Listed records
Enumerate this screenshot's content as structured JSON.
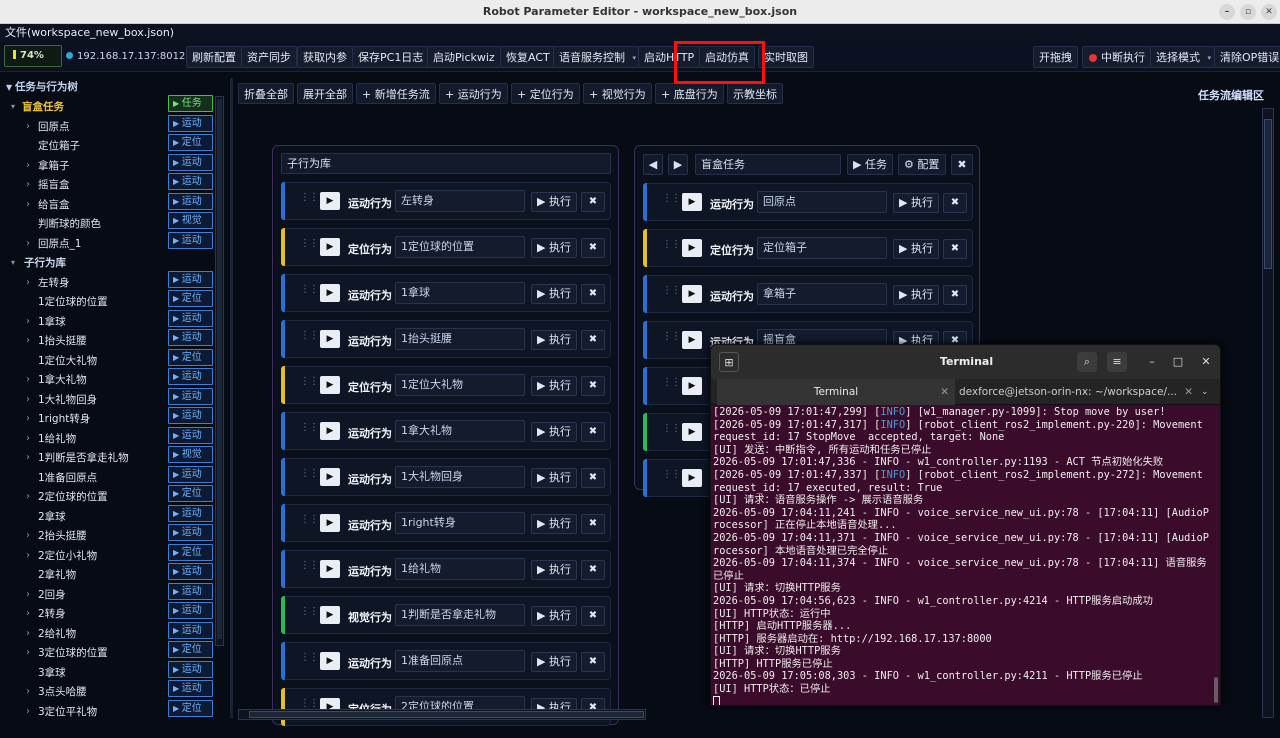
{
  "window": {
    "title": "Robot Parameter Editor - workspace_new_box.json"
  },
  "menu": {
    "file": "文件(workspace_new_box.json)"
  },
  "status": {
    "battery": "74%",
    "ip": "192.168.17.137:8012"
  },
  "toolbar": {
    "buttons": [
      "刷新配置",
      "资产同步",
      "获取内参",
      "保存PC1日志",
      "启动Pickwiz",
      "恢复ACT",
      "语音服务控制",
      "启动HTTP",
      "启动仿真",
      "实时取图"
    ],
    "right": [
      "开拖拽",
      "中断执行",
      "选择模式",
      "清除OP错误"
    ]
  },
  "tree": {
    "root": "任务与行为树",
    "rows": [
      {
        "label": "盲盒任务",
        "tag": "任务"
      },
      {
        "label": "回原点",
        "tag": "运动"
      },
      {
        "label": "定位箱子",
        "tag": "定位"
      },
      {
        "label": "拿箱子",
        "tag": "运动"
      },
      {
        "label": "摇盲盒",
        "tag": "运动"
      },
      {
        "label": "给盲盒",
        "tag": "运动"
      },
      {
        "label": "判断球的颜色",
        "tag": "视觉"
      },
      {
        "label": "回原点_1",
        "tag": "运动"
      },
      {
        "label": "子行为库",
        "tag": ""
      },
      {
        "label": "左转身",
        "tag": "运动"
      },
      {
        "label": "1定位球的位置",
        "tag": "定位"
      },
      {
        "label": "1拿球",
        "tag": "运动"
      },
      {
        "label": "1抬头挺腰",
        "tag": "运动"
      },
      {
        "label": "1定位大礼物",
        "tag": "定位"
      },
      {
        "label": "1拿大礼物",
        "tag": "运动"
      },
      {
        "label": "1大礼物回身",
        "tag": "运动"
      },
      {
        "label": "1right转身",
        "tag": "运动"
      },
      {
        "label": "1给礼物",
        "tag": "运动"
      },
      {
        "label": "1判断是否拿走礼物",
        "tag": "视觉"
      },
      {
        "label": "1准备回原点",
        "tag": "运动"
      },
      {
        "label": "2定位球的位置",
        "tag": "定位"
      },
      {
        "label": "2拿球",
        "tag": "运动"
      },
      {
        "label": "2抬头挺腰",
        "tag": "运动"
      },
      {
        "label": "2定位小礼物",
        "tag": "定位"
      },
      {
        "label": "2拿礼物",
        "tag": "运动"
      },
      {
        "label": "2回身",
        "tag": "运动"
      },
      {
        "label": "2转身",
        "tag": "运动"
      },
      {
        "label": "2给礼物",
        "tag": "运动"
      },
      {
        "label": "3定位球的位置",
        "tag": "定位"
      },
      {
        "label": "3拿球",
        "tag": "运动"
      },
      {
        "label": "3点头哈腰",
        "tag": "运动"
      },
      {
        "label": "3定位平礼物",
        "tag": "定位"
      }
    ]
  },
  "actions": {
    "buttons": [
      "折叠全部",
      "展开全部",
      "+ 新增任务流",
      "+ 运动行为",
      "+ 定位行为",
      "+ 视觉行为",
      "+ 底盘行为",
      "示教坐标"
    ],
    "editor_label": "任务流编辑区"
  },
  "lib": {
    "title": "子行为库",
    "exec": "▶ 执行",
    "x": "✖",
    "cards": [
      {
        "type": "运动行为",
        "name": "左转身",
        "color": "#2f6fd4"
      },
      {
        "type": "定位行为",
        "name": "1定位球的位置",
        "color": "#e2c02a"
      },
      {
        "type": "运动行为",
        "name": "1拿球",
        "color": "#2f6fd4"
      },
      {
        "type": "运动行为",
        "name": "1抬头挺腰",
        "color": "#2f6fd4"
      },
      {
        "type": "定位行为",
        "name": "1定位大礼物",
        "color": "#e2c02a"
      },
      {
        "type": "运动行为",
        "name": "1拿大礼物",
        "color": "#2f6fd4"
      },
      {
        "type": "运动行为",
        "name": "1大礼物回身",
        "color": "#2f6fd4"
      },
      {
        "type": "运动行为",
        "name": "1right转身",
        "color": "#2f6fd4"
      },
      {
        "type": "运动行为",
        "name": "1给礼物",
        "color": "#2f6fd4"
      },
      {
        "type": "视觉行为",
        "name": "1判断是否拿走礼物",
        "color": "#2fb85a"
      },
      {
        "type": "运动行为",
        "name": "1准备回原点",
        "color": "#2f6fd4"
      },
      {
        "type": "定位行为",
        "name": "2定位球的位置",
        "color": "#e2c02a"
      }
    ]
  },
  "task": {
    "title": "盲盒任务",
    "task_btn": "▶ 任务",
    "config_btn": "⚙ 配置",
    "prev": "◀",
    "next": "▶",
    "cards": [
      {
        "type": "运动行为",
        "name": "回原点",
        "color": "#2f6fd4"
      },
      {
        "type": "定位行为",
        "name": "定位箱子",
        "color": "#e2c02a"
      },
      {
        "type": "运动行为",
        "name": "拿箱子",
        "color": "#2f6fd4"
      },
      {
        "type": "运动行为",
        "name": "摇盲盒",
        "color": "#2f6fd4"
      },
      {
        "type": "",
        "name": "",
        "color": "#2f6fd4"
      },
      {
        "type": "",
        "name": "",
        "color": "#2fb85a"
      },
      {
        "type": "",
        "name": "",
        "color": "#2f6fd4"
      }
    ]
  },
  "terminal": {
    "title": "Terminal",
    "tab1": "Terminal",
    "tab2": "dexforce@jetson-orin-nx: ~/workspace/...",
    "lines": [
      [
        "[2026-05-09 17:01:47,299] [",
        "INFO",
        "] [w1_manager.py-1099]: Stop move by user!"
      ],
      [
        "[2026-05-09 17:01:47,317] [",
        "INFO",
        "] [robot_client_ros2_implement.py-220]: Movement request_id: 17 StopMove  accepted, target: None"
      ],
      [
        "[UI] 发送：中断指令, 所有运动和任务已停止"
      ],
      [
        "2026-05-09 17:01:47,336 - INFO - w1_controller.py:1193 - ACT 节点初始化失败"
      ],
      [
        "[2026-05-09 17:01:47,337] [",
        "INFO",
        "] [robot_client_ros2_implement.py-272]: Movement request_id: 17 executed, result: True"
      ],
      [
        "[UI] 请求：语音服务操作 -> 展示语音服务"
      ],
      [
        "2026-05-09 17:04:11,241 - INFO - voice_service_new_ui.py:78 - [17:04:11] [AudioProcessor] 正在停止本地语音处理..."
      ],
      [
        "2026-05-09 17:04:11,371 - INFO - voice_service_new_ui.py:78 - [17:04:11] [AudioProcessor] 本地语音处理已完全停止"
      ],
      [
        "2026-05-09 17:04:11,374 - INFO - voice_service_new_ui.py:78 - [17:04:11] 语音服务已停止"
      ],
      [
        "[UI] 请求：切换HTTP服务"
      ],
      [
        "2026-05-09 17:04:56,623 - INFO - w1_controller.py:4214 - HTTP服务启动成功"
      ],
      [
        "[UI] HTTP状态：运行中"
      ],
      [
        "[HTTP] 启动HTTP服务器..."
      ],
      [
        "[HTTP] 服务器启动在: http://192.168.17.137:8000"
      ],
      [
        "[UI] 请求：切换HTTP服务"
      ],
      [
        "[HTTP] HTTP服务已停止"
      ],
      [
        "2026-05-09 17:05:08,303 - INFO - w1_controller.py:4211 - HTTP服务已停止"
      ],
      [
        "[UI] HTTP状态：已停止"
      ]
    ]
  }
}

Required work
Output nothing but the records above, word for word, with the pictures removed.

Solved exercise
Enumerate this screenshot's content as structured JSON.
{
  "window": {
    "title": "Robot Parameter Editor - workspace_new_box.json"
  },
  "menu": {
    "file": "文件(workspace_new_box.json)"
  },
  "status": {
    "battery": "74%",
    "ip": "192.168.17.137:8012"
  },
  "toolbar": {
    "buttons": [
      "刷新配置",
      "资产同步",
      "获取内参",
      "保存PC1日志",
      "启动Pickwiz",
      "恢复ACT",
      "语音服务控制",
      "启动HTTP",
      "启动仿真",
      "实时取图"
    ],
    "right": [
      "开拖拽",
      "中断执行",
      "选择模式",
      "清除OP错误"
    ]
  },
  "tree": {
    "root": "任务与行为树",
    "rows": [
      {
        "label": "盲盒任务",
        "tag": "任务"
      },
      {
        "label": "回原点",
        "tag": "运动"
      },
      {
        "label": "定位箱子",
        "tag": "定位"
      },
      {
        "label": "拿箱子",
        "tag": "运动"
      },
      {
        "label": "摇盲盒",
        "tag": "运动"
      },
      {
        "label": "给盲盒",
        "tag": "运动"
      },
      {
        "label": "判断球的颜色",
        "tag": "视觉"
      },
      {
        "label": "回原点_1",
        "tag": "运动"
      },
      {
        "label": "子行为库",
        "tag": ""
      },
      {
        "label": "左转身",
        "tag": "运动"
      },
      {
        "label": "1定位球的位置",
        "tag": "定位"
      },
      {
        "label": "1拿球",
        "tag": "运动"
      },
      {
        "label": "1抬头挺腰",
        "tag": "运动"
      },
      {
        "label": "1定位大礼物",
        "tag": "定位"
      },
      {
        "label": "1拿大礼物",
        "tag": "运动"
      },
      {
        "label": "1大礼物回身",
        "tag": "运动"
      },
      {
        "label": "1right转身",
        "tag": "运动"
      },
      {
        "label": "1给礼物",
        "tag": "运动"
      },
      {
        "label": "1判断是否拿走礼物",
        "tag": "视觉"
      },
      {
        "label": "1准备回原点",
        "tag": "运动"
      },
      {
        "label": "2定位球的位置",
        "tag": "定位"
      },
      {
        "label": "2拿球",
        "tag": "运动"
      },
      {
        "label": "2抬头挺腰",
        "tag": "运动"
      },
      {
        "label": "2定位小礼物",
        "tag": "定位"
      },
      {
        "label": "2拿礼物",
        "tag": "运动"
      },
      {
        "label": "2回身",
        "tag": "运动"
      },
      {
        "label": "2转身",
        "tag": "运动"
      },
      {
        "label": "2给礼物",
        "tag": "运动"
      },
      {
        "label": "3定位球的位置",
        "tag": "定位"
      },
      {
        "label": "3拿球",
        "tag": "运动"
      },
      {
        "label": "3点头哈腰",
        "tag": "运动"
      },
      {
        "label": "3定位平礼物",
        "tag": "定位"
      }
    ]
  },
  "actions": {
    "buttons": [
      "折叠全部",
      "展开全部",
      "+ 新增任务流",
      "+ 运动行为",
      "+ 定位行为",
      "+ 视觉行为",
      "+ 底盘行为",
      "示教坐标"
    ],
    "editor_label": "任务流编辑区"
  },
  "lib": {
    "title": "子行为库",
    "exec": "▶ 执行",
    "x": "✖",
    "cards": [
      {
        "type": "运动行为",
        "name": "左转身",
        "color": "#2f6fd4"
      },
      {
        "type": "定位行为",
        "name": "1定位球的位置",
        "color": "#e2c02a"
      },
      {
        "type": "运动行为",
        "name": "1拿球",
        "color": "#2f6fd4"
      },
      {
        "type": "运动行为",
        "name": "1抬头挺腰",
        "color": "#2f6fd4"
      },
      {
        "type": "定位行为",
        "name": "1定位大礼物",
        "color": "#e2c02a"
      },
      {
        "type": "运动行为",
        "name": "1拿大礼物",
        "color": "#2f6fd4"
      },
      {
        "type": "运动行为",
        "name": "1大礼物回身",
        "color": "#2f6fd4"
      },
      {
        "type": "运动行为",
        "name": "1right转身",
        "color": "#2f6fd4"
      },
      {
        "type": "运动行为",
        "name": "1给礼物",
        "color": "#2f6fd4"
      },
      {
        "type": "视觉行为",
        "name": "1判断是否拿走礼物",
        "color": "#2fb85a"
      },
      {
        "type": "运动行为",
        "name": "1准备回原点",
        "color": "#2f6fd4"
      },
      {
        "type": "定位行为",
        "name": "2定位球的位置",
        "color": "#e2c02a"
      }
    ]
  },
  "task": {
    "title": "盲盒任务",
    "task_btn": "▶ 任务",
    "config_btn": "⚙ 配置",
    "prev": "◀",
    "next": "▶",
    "cards": [
      {
        "type": "运动行为",
        "name": "回原点",
        "color": "#2f6fd4"
      },
      {
        "type": "定位行为",
        "name": "定位箱子",
        "color": "#e2c02a"
      },
      {
        "type": "运动行为",
        "name": "拿箱子",
        "color": "#2f6fd4"
      },
      {
        "type": "运动行为",
        "name": "摇盲盒",
        "color": "#2f6fd4"
      },
      {
        "type": "",
        "name": "",
        "color": "#2f6fd4"
      },
      {
        "type": "",
        "name": "",
        "color": "#2fb85a"
      },
      {
        "type": "",
        "name": "",
        "color": "#2f6fd4"
      }
    ]
  },
  "terminal": {
    "title": "Terminal",
    "tab1": "Terminal",
    "tab2": "dexforce@jetson-orin-nx: ~/workspace/...",
    "lines": [
      [
        "[2026-05-09 17:01:47,299] [",
        "INFO",
        "] [w1_manager.py-1099]: Stop move by user!"
      ],
      [
        "[2026-05-09 17:01:47,317] [",
        "INFO",
        "] [robot_client_ros2_implement.py-220]: Movement request_id: 17 StopMove  accepted, target: None"
      ],
      [
        "[UI] 发送：中断指令, 所有运动和任务已停止"
      ],
      [
        "2026-05-09 17:01:47,336 - INFO - w1_controller.py:1193 - ACT 节点初始化失败"
      ],
      [
        "[2026-05-09 17:01:47,337] [",
        "INFO",
        "] [robot_client_ros2_implement.py-272]: Movement request_id: 17 executed, result: True"
      ],
      [
        "[UI] 请求：语音服务操作 -> 展示语音服务"
      ],
      [
        "2026-05-09 17:04:11,241 - INFO - voice_service_new_ui.py:78 - [17:04:11] [AudioProcessor] 正在停止本地语音处理..."
      ],
      [
        "2026-05-09 17:04:11,371 - INFO - voice_service_new_ui.py:78 - [17:04:11] [AudioProcessor] 本地语音处理已完全停止"
      ],
      [
        "2026-05-09 17:04:11,374 - INFO - voice_service_new_ui.py:78 - [17:04:11] 语音服务已停止"
      ],
      [
        "[UI] 请求：切换HTTP服务"
      ],
      [
        "2026-05-09 17:04:56,623 - INFO - w1_controller.py:4214 - HTTP服务启动成功"
      ],
      [
        "[UI] HTTP状态：运行中"
      ],
      [
        "[HTTP] 启动HTTP服务器..."
      ],
      [
        "[HTTP] 服务器启动在: http://192.168.17.137:8000"
      ],
      [
        "[UI] 请求：切换HTTP服务"
      ],
      [
        "[HTTP] HTTP服务已停止"
      ],
      [
        "2026-05-09 17:05:08,303 - INFO - w1_controller.py:4211 - HTTP服务已停止"
      ],
      [
        "[UI] HTTP状态：已停止"
      ]
    ]
  }
}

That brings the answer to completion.